I am always on the lookout for symptoms of increased deterioration in the information-for-pay business, otherwise known as the news. It’s a weakness of mine. Yesterday, while I glanced at the online site of my hometown newspaper, I was startled to read this headline: “Bush’s ‘War’ on Terror Comes to a Sudden End.” What did it mean? Had President Obama, in a single day, managed to capture Osama bin Laden and his cohorts? Or had we surrendered?
Nothing quite so dramatic. In fact, nothing at all. The president closed down Guantanamo as a holding pen for detainees. That was going to happen with either candidate to the presidency. The winner’s decision allows for a year’s lag before the closure, in the hope that security and legal problems can somehow be disentangled in that time. As the first President Bush used to say: a prudent policy.
The article is by Dana Priest, one of the more surface-bound bits in the shallow puddle that is journalism. Dana is breathless with excitement. We are told that “with a stroke of the pen,” the president “effectively declared an end to the ‘war on terror,’ as President Bush had defined it.” Of course, no statements to that effect were made either by the president or his spokesmen. Such a change in policy would be real information: this was just a sizzle inside Dana Priest’s head.
The war on terror, alas, may not even be ours to end, so long as terrorists who wish to kill Americans still roam free. After my morning surprise care of WaPo, I read, in the afternoon version of the same site, the following headline: “Suspected U.S. Missile Kills at Least 20 in Pakistan.” The subhead noted that the drone attacks on suspected terrorists were the “first since Obama’s inauguration.” It was authored by someone with the spectacular journalistic name of Candace Rondeaux.
Candace, meet Dana. Dana, meet Candace. WaPo, meet WaPo. The same conveyor-of-information-for-money pays the salaries of two people, one of whom writes that the war on terror has suddenly ended overnight, the other, on the same day, who reports that U.S. missiles have struck a foreign country against that country’s wishes, and killed at least 20 persons, in an attempt to eliminate terrorists.
Rarely have the news felt more like a bipolar disorder.
Naturally, fewer and fewer people waste their precious time consuming this dreck. Loss of readership, together with Web alternatives, has scattered advertisers. Throw in a collapse in the stock market value of newspapers and the current financial crisis, and one can pretty much predict the moment of death.

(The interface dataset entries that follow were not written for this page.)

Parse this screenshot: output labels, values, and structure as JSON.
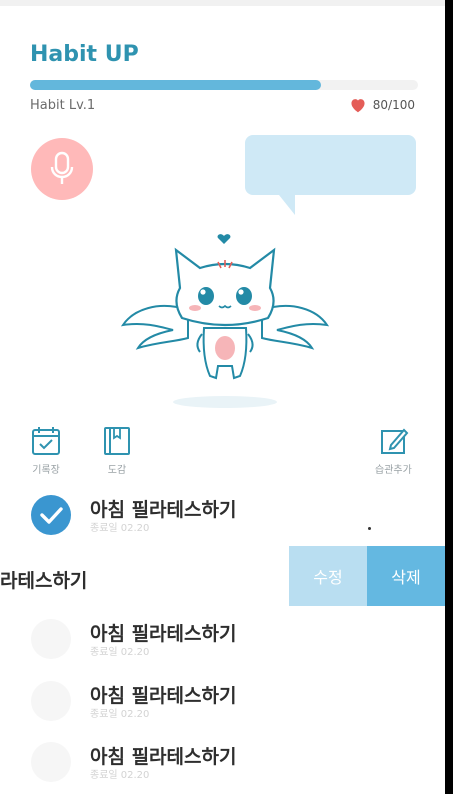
{
  "app": {
    "title": "Habit UP"
  },
  "progress": {
    "fraction": 0.75
  },
  "status": {
    "level": "Habit Lv.1",
    "hp": "80/100",
    "heart_color": "#e45d58"
  },
  "colors": {
    "accent": "#2f93b0",
    "bar": "#63b7dc",
    "mic_bg": "#ffb9b9",
    "bubble": "#cfe9f6",
    "edit": "#b9def1",
    "delete": "#64b8e1"
  },
  "tools": {
    "log": {
      "label": "기록장",
      "icon": "calendar-check-icon"
    },
    "collection": {
      "label": "도감",
      "icon": "book-icon"
    },
    "add_habit": {
      "label": "습관추가",
      "icon": "pencil-icon"
    }
  },
  "habits": [
    {
      "name": "아침 필라테스하기",
      "date": "종료일 02.20",
      "done": true
    },
    {
      "name": "아침 필라테스하기",
      "date": "종료일 02.20",
      "done": false
    },
    {
      "name": "아침 필라테스하기",
      "date": "종료일 02.20",
      "done": false
    },
    {
      "name": "아침 필라테스하기",
      "date": "종료일 02.20",
      "done": false
    }
  ],
  "swipe": {
    "partial_text": "라테스하기",
    "edit_label": "수정",
    "delete_label": "삭제"
  }
}
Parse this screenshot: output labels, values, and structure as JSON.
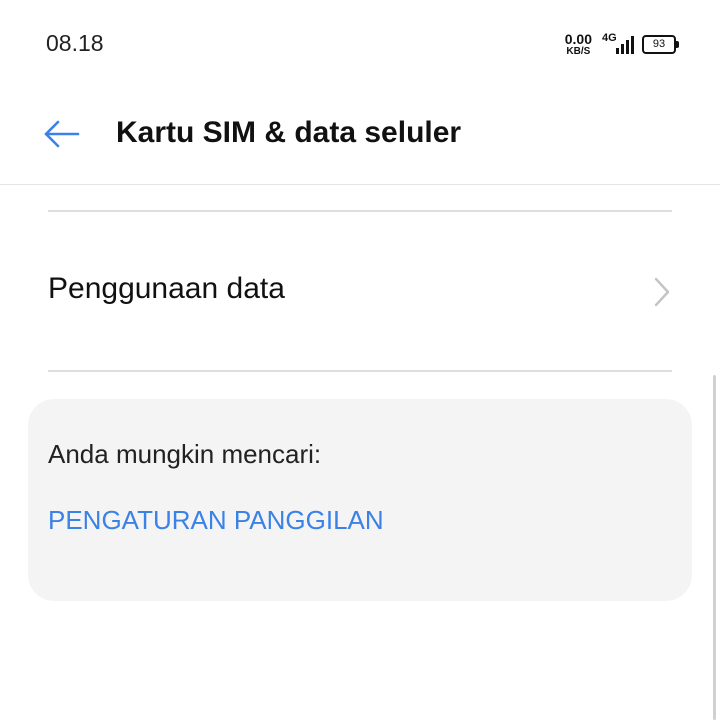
{
  "status_bar": {
    "time": "08.18",
    "net_speed_value": "0.00",
    "net_speed_unit": "KB/S",
    "network_type": "4G",
    "battery_level": "93",
    "icons": [
      "network-speed-icon",
      "signal-icon",
      "battery-icon"
    ]
  },
  "header": {
    "title": "Kartu SIM & data seluler",
    "back_icon": "arrow-left-icon",
    "accent_color": "#3b82e6"
  },
  "settings": {
    "items": [
      {
        "label": "Penggunaan data",
        "icon": "chevron-right-icon"
      }
    ]
  },
  "suggestions": {
    "heading": "Anda mungkin mencari:",
    "links": [
      {
        "label": "PENGATURAN PANGGILAN"
      }
    ],
    "link_color": "#3b82e6"
  }
}
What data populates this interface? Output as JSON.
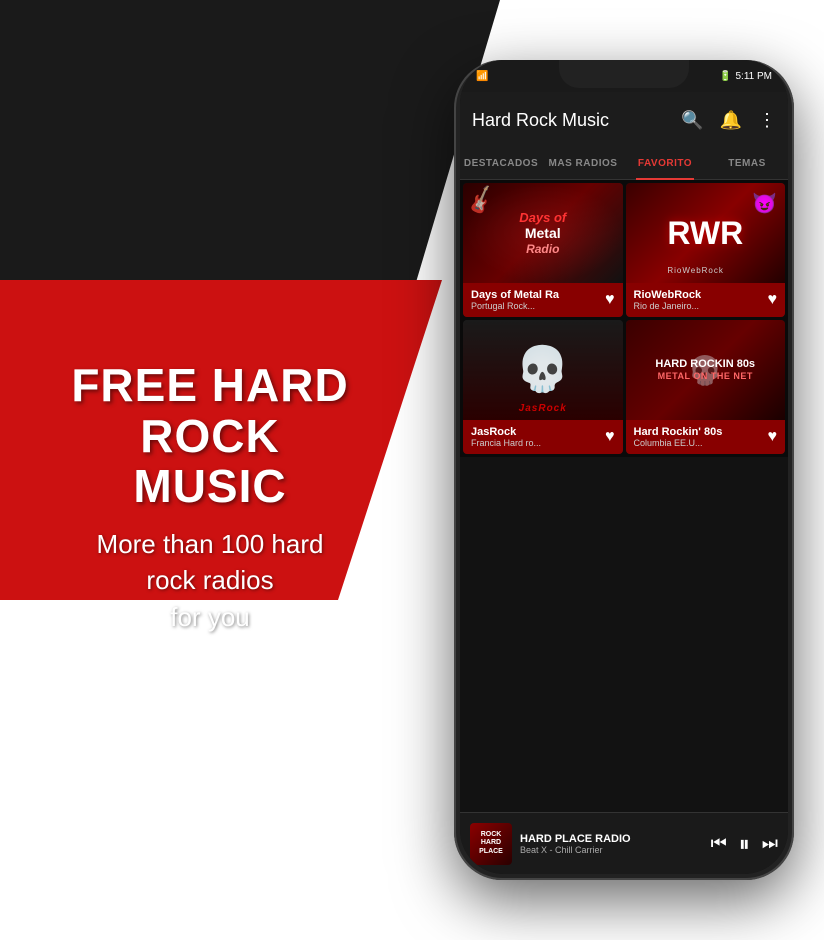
{
  "background": {
    "black_visible": true,
    "red_visible": true
  },
  "promo": {
    "headline_line1": "FREE HARD ROCK",
    "headline_line2": "MUSIC",
    "subtext_line1": "More than 100 hard",
    "subtext_line2": "rock radios",
    "subtext_line3": "for you"
  },
  "status_bar": {
    "time": "5:11 PM",
    "battery": "🔋",
    "signal": "📶"
  },
  "app_header": {
    "title": "Hard Rock Music",
    "icons": {
      "search": "🔍",
      "alarm": "🔔",
      "more": "⋮"
    }
  },
  "tabs": [
    {
      "label": "DESTACADOS",
      "active": false
    },
    {
      "label": "MAS RADIOS",
      "active": false
    },
    {
      "label": "FAVORITO",
      "active": true
    },
    {
      "label": "TEMAS",
      "active": false
    }
  ],
  "radios": [
    {
      "name": "Days of Metal Ra",
      "description": "Portugal Rock...",
      "thumb_type": "metal",
      "label1": "Days of",
      "label2": "Metal",
      "label3": "Radio"
    },
    {
      "name": "RioWebRock",
      "description": "Rio de Janeiro...",
      "thumb_type": "rio",
      "label": "RWR",
      "sublabel": "RioWebRock"
    },
    {
      "name": "JasRock",
      "description": "Francia Hard ro...",
      "thumb_type": "jas",
      "label": "JasRock"
    },
    {
      "name": "Hard Rockin' 80s",
      "description": "Columbia EE.U...",
      "thumb_type": "80s",
      "label1": "HARD ROCKIN 80s",
      "label2": "METAL ON THE NET"
    }
  ],
  "now_playing": {
    "station": "HARD PLACE RADIO",
    "track": "Beat X - Chill Carrier",
    "thumb_text": "ROCK\nHARD\nPLACE"
  }
}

Even the mighty NYT totters. It might be out of business by May. That probably won’t happen, but only because shadowy people want to sink their fangs into this old and famous agenda-setter. I read that a Mexican with the delightful name of Slim is about to plug $250 million into the NYT. Who is Mr. Slim? His photos don’t resemble his name — other than that, no clue. What’s his agenda? All the news that’s fit to print, I feel certain. Journalism uber alles.
All this might be considered a sign of mental health. And it mostly is, but not in France.
Nicolas Sarkozy, ruler of that mighty nation, has announced a billion-dollar bailout of French newspapers, which already receive around $3 billion in state subsidies because nobody reads them. In another bipolar moment, Sarkozy invoked press freedom to defend the massive intervention of his government in the press business:
“I don’t understand how anyone could doubt the legitimacy of the state in this process,” he said, adding that without a good business plan, the free, independent press would disappear.
Since even young French people have given up on the news entirely, Sarkozy is going to save their souls by giving them free newspapers.
Sarkozy’s measures included a year’s free, state-subsidised newspaper subscription for all teenagers from their 18th birthday. He said: “The habit of reading a daily paper takes root at a very young age.”
With a stroke of the pen — as Dana Priest might put it — Sarkozy officially became the most unintentionally comical political figure in the world, beating Al Gore by a nose. I used to receive free newspapers on my driveway every morning, and I developed the habit of walking them to the trash bin. But never mind. No doubt, only lack of money keeps those French teenagers from being voracious readers of the free and independent (but bankrupt and state-subsidized) press.
Laurent Joffrin, an old French political hack who now edits a paper even his immediate family won’t read, said the bailout made “good sense.” What can one say? “It is bizarre,” Joffrin shrugged, “but this is France.”